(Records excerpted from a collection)
== Segment start ==
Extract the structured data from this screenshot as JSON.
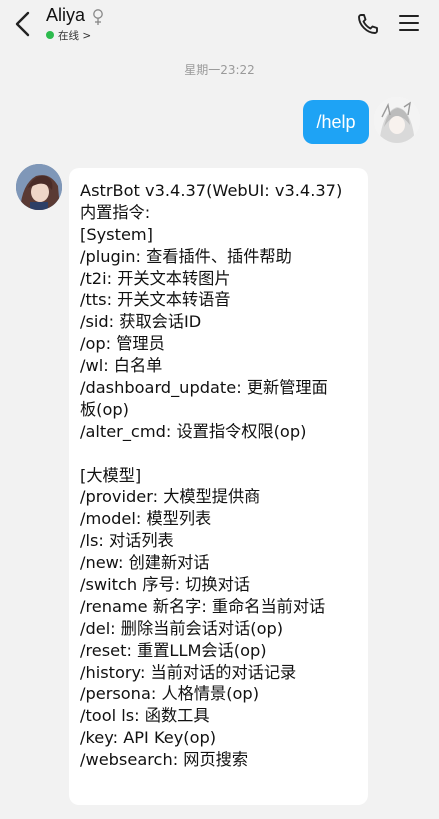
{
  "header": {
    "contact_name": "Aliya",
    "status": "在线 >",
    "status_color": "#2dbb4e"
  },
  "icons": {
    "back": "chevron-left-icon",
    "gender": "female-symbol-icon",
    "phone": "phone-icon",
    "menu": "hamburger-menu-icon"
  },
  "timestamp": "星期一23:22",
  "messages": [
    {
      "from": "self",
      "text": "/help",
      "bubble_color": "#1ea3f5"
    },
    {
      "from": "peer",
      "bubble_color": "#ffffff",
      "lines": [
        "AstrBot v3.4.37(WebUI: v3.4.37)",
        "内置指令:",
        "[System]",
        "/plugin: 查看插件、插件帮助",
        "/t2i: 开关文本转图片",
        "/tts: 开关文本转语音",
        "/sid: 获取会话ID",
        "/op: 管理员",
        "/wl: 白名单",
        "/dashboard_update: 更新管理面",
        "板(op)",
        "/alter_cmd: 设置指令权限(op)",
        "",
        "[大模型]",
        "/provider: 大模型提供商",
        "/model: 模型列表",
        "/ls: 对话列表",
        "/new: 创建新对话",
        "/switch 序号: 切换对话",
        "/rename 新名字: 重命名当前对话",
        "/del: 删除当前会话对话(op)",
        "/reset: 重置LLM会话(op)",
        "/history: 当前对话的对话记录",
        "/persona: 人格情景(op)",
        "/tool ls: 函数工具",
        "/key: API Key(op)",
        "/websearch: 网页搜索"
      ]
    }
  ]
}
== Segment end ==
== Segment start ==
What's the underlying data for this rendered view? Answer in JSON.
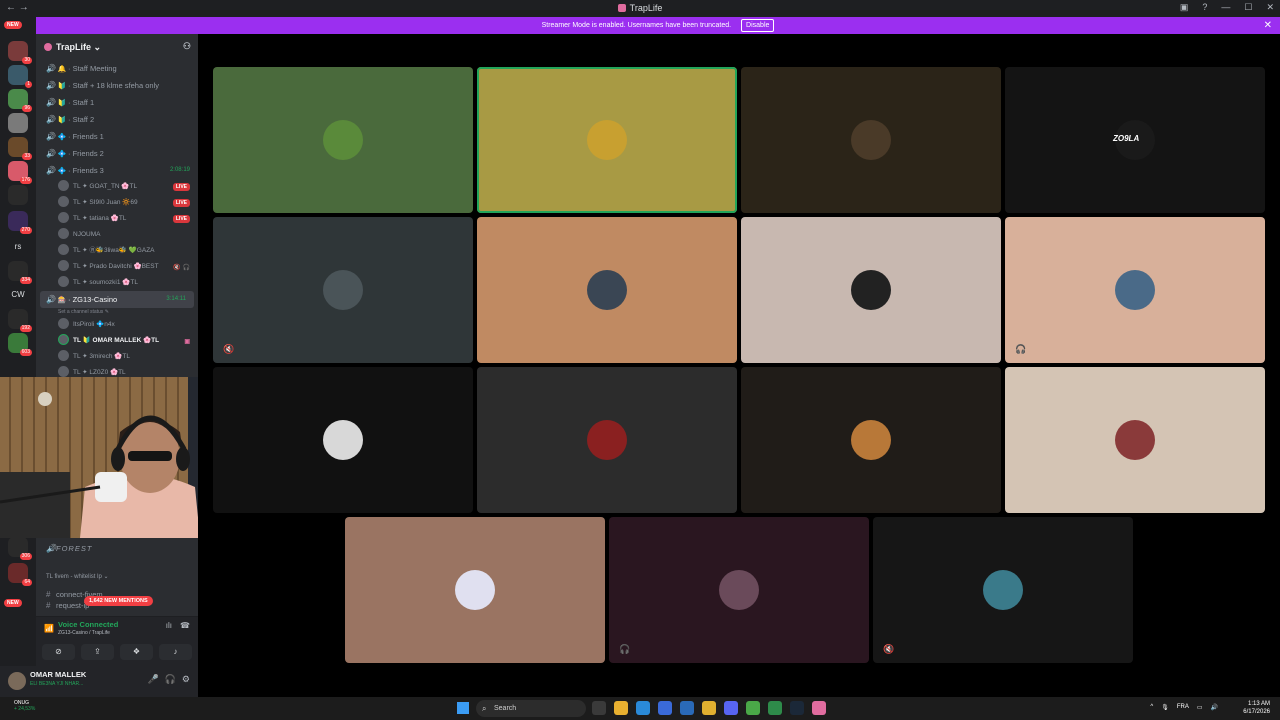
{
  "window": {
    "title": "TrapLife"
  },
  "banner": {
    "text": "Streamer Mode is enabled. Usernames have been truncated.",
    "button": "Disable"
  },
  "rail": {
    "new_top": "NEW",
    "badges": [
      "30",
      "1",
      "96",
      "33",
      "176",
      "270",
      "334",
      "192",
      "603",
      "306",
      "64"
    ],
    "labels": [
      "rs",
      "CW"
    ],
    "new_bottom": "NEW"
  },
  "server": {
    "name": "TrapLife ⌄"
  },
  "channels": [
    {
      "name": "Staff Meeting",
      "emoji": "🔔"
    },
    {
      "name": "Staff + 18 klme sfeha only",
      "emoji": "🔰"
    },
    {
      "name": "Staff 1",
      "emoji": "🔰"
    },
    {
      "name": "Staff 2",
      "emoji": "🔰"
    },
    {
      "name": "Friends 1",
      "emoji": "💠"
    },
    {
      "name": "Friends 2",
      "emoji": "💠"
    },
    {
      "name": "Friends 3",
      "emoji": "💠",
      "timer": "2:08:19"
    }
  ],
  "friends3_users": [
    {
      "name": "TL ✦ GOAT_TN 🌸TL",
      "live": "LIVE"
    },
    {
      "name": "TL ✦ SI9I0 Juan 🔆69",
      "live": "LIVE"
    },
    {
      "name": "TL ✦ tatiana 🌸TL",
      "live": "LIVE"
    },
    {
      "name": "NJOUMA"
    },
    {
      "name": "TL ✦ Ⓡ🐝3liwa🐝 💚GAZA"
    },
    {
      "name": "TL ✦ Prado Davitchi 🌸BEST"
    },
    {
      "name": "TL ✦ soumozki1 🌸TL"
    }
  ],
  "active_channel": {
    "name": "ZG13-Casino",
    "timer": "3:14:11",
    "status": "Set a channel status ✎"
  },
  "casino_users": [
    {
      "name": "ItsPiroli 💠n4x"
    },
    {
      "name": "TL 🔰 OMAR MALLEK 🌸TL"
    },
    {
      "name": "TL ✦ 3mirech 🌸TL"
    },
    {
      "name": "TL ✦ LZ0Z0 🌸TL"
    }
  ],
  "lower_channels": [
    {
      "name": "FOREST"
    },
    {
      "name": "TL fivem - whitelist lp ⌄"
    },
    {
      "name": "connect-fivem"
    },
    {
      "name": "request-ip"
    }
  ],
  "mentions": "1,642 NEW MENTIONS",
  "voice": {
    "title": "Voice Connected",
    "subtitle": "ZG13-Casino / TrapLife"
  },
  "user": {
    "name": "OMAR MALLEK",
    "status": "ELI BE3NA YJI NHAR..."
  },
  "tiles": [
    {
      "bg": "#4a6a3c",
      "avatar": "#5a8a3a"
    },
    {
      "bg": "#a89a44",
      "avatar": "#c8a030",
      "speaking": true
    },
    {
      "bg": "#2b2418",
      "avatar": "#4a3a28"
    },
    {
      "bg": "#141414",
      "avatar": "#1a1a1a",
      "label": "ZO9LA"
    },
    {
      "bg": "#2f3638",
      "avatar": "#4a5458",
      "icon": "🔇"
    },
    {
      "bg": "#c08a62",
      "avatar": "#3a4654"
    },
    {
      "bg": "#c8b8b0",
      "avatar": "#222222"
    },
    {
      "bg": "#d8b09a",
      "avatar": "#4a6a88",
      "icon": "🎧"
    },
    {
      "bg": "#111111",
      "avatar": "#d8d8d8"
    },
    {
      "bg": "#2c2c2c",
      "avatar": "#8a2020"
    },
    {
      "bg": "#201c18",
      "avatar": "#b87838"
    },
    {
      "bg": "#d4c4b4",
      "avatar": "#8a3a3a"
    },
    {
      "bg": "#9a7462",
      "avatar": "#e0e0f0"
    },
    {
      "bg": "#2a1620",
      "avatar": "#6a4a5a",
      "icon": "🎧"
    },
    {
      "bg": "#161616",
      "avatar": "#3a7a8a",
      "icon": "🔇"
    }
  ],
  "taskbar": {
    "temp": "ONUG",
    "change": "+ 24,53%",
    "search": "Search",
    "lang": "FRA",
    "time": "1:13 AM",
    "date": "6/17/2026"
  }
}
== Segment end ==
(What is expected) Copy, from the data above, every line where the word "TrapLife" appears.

(The answer)
    "title": "TrapLife"
    "name": "TrapLife ⌄"
    "subtitle": "ZG13-Casino / TrapLife"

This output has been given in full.